- Work instructions:
Return the listing below exactly. Leave its pictures out.

==============================

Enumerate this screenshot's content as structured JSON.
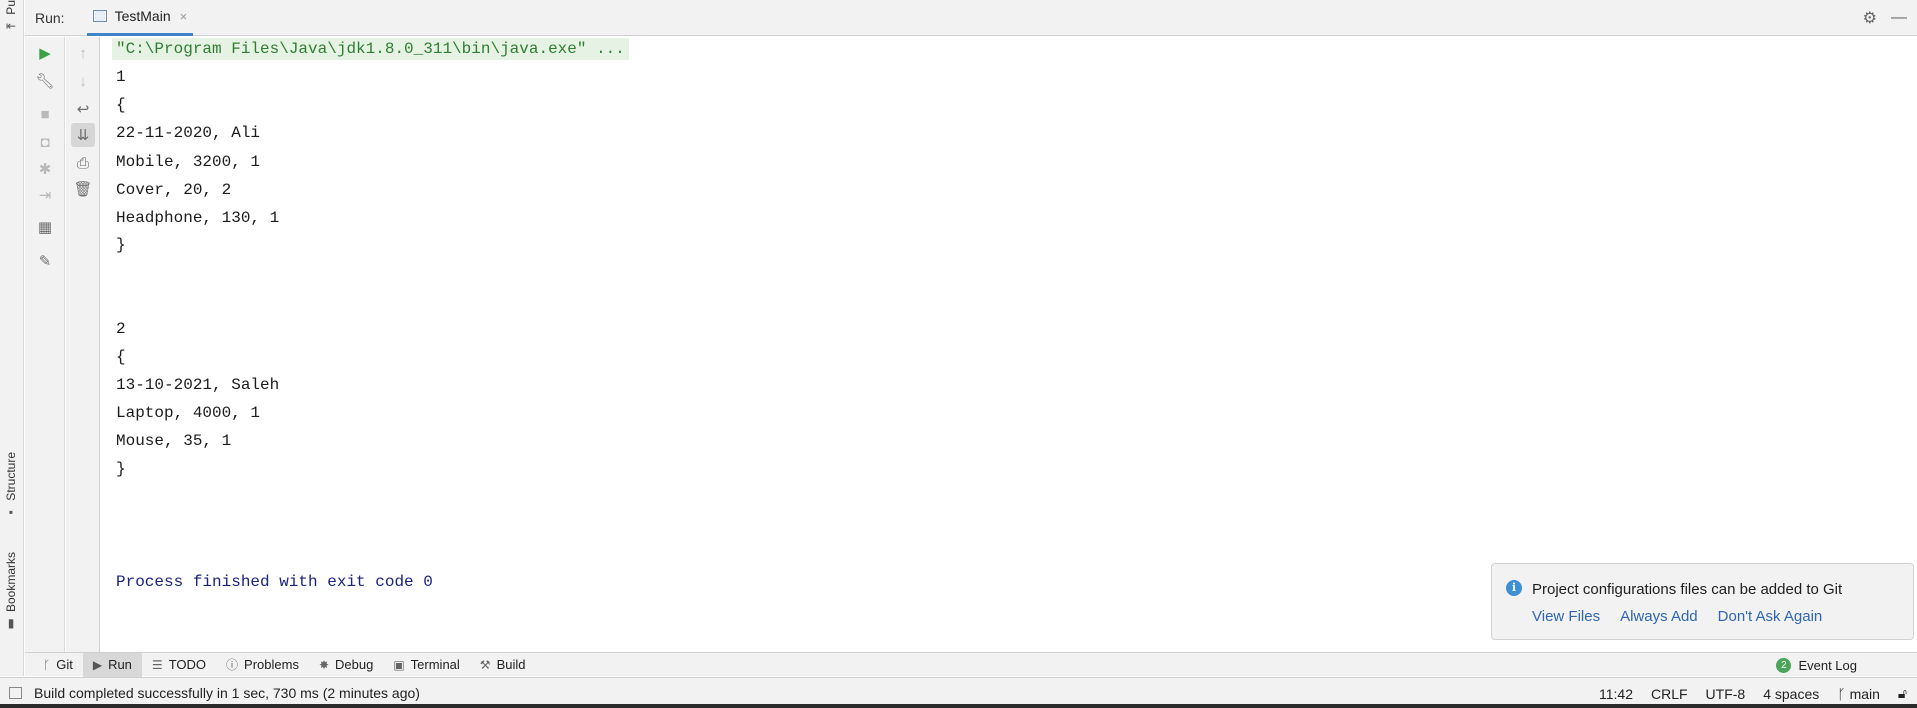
{
  "left_strip": {
    "top_tab": "Pu",
    "structure": "Structure",
    "bookmarks": "Bookmarks"
  },
  "run_window": {
    "label": "Run:",
    "tab_title": "TestMain",
    "close_glyph": "×"
  },
  "console": {
    "lines": [
      "\"C:\\Program Files\\Java\\jdk1.8.0_311\\bin\\java.exe\" ...",
      "1",
      "{",
      "22-11-2020, Ali",
      "Mobile, 3200, 1",
      "Cover, 20, 2",
      "Headphone, 130, 1",
      "}",
      "2",
      "{",
      "13-10-2021, Saleh",
      "Laptop, 4000, 1",
      "Mouse, 35, 1",
      "}",
      "Process finished with exit code 0"
    ]
  },
  "notification": {
    "message": "Project configurations files can be added to Git",
    "links": [
      "View Files",
      "Always Add",
      "Don't Ask Again"
    ]
  },
  "bottom_tabs": [
    {
      "label": "Git",
      "icon": "git-branch-icon"
    },
    {
      "label": "Run",
      "icon": "run-icon"
    },
    {
      "label": "TODO",
      "icon": "list-icon"
    },
    {
      "label": "Problems",
      "icon": "info-icon"
    },
    {
      "label": "Debug",
      "icon": "bug-icon"
    },
    {
      "label": "Terminal",
      "icon": "terminal-icon"
    },
    {
      "label": "Build",
      "icon": "hammer-icon"
    }
  ],
  "event_log": {
    "count": "2",
    "label": "Event Log"
  },
  "status": {
    "message": "Build completed successfully in 1 sec, 730 ms (2 minutes ago)",
    "time": "11:42",
    "line_sep": "CRLF",
    "encoding": "UTF-8",
    "indent": "4 spaces",
    "branch": "main"
  },
  "colors": {
    "accent": "#4083c9",
    "run_green": "#3aa34a",
    "link": "#2f66b3",
    "exit_text": "#1a237e"
  }
}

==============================

- Answer space:
Enumerate this screenshot's content as structured JSON.
{
  "left_strip": {
    "top_tab": "Pu",
    "structure": "Structure",
    "bookmarks": "Bookmarks"
  },
  "run_window": {
    "label": "Run:",
    "tab_title": "TestMain",
    "close_glyph": "×"
  },
  "console": {
    "lines": [
      "\"C:\\Program Files\\Java\\jdk1.8.0_311\\bin\\java.exe\" ...",
      "1",
      "{",
      "22-11-2020, Ali",
      "Mobile, 3200, 1",
      "Cover, 20, 2",
      "Headphone, 130, 1",
      "}",
      "2",
      "{",
      "13-10-2021, Saleh",
      "Laptop, 4000, 1",
      "Mouse, 35, 1",
      "}",
      "Process finished with exit code 0"
    ]
  },
  "notification": {
    "message": "Project configurations files can be added to Git",
    "links": [
      "View Files",
      "Always Add",
      "Don't Ask Again"
    ]
  },
  "bottom_tabs": [
    {
      "label": "Git",
      "icon": "git-branch-icon"
    },
    {
      "label": "Run",
      "icon": "run-icon"
    },
    {
      "label": "TODO",
      "icon": "list-icon"
    },
    {
      "label": "Problems",
      "icon": "info-icon"
    },
    {
      "label": "Debug",
      "icon": "bug-icon"
    },
    {
      "label": "Terminal",
      "icon": "terminal-icon"
    },
    {
      "label": "Build",
      "icon": "hammer-icon"
    }
  ],
  "event_log": {
    "count": "2",
    "label": "Event Log"
  },
  "status": {
    "message": "Build completed successfully in 1 sec, 730 ms (2 minutes ago)",
    "time": "11:42",
    "line_sep": "CRLF",
    "encoding": "UTF-8",
    "indent": "4 spaces",
    "branch": "main"
  },
  "colors": {
    "accent": "#4083c9",
    "run_green": "#3aa34a",
    "link": "#2f66b3",
    "exit_text": "#1a237e"
  }
}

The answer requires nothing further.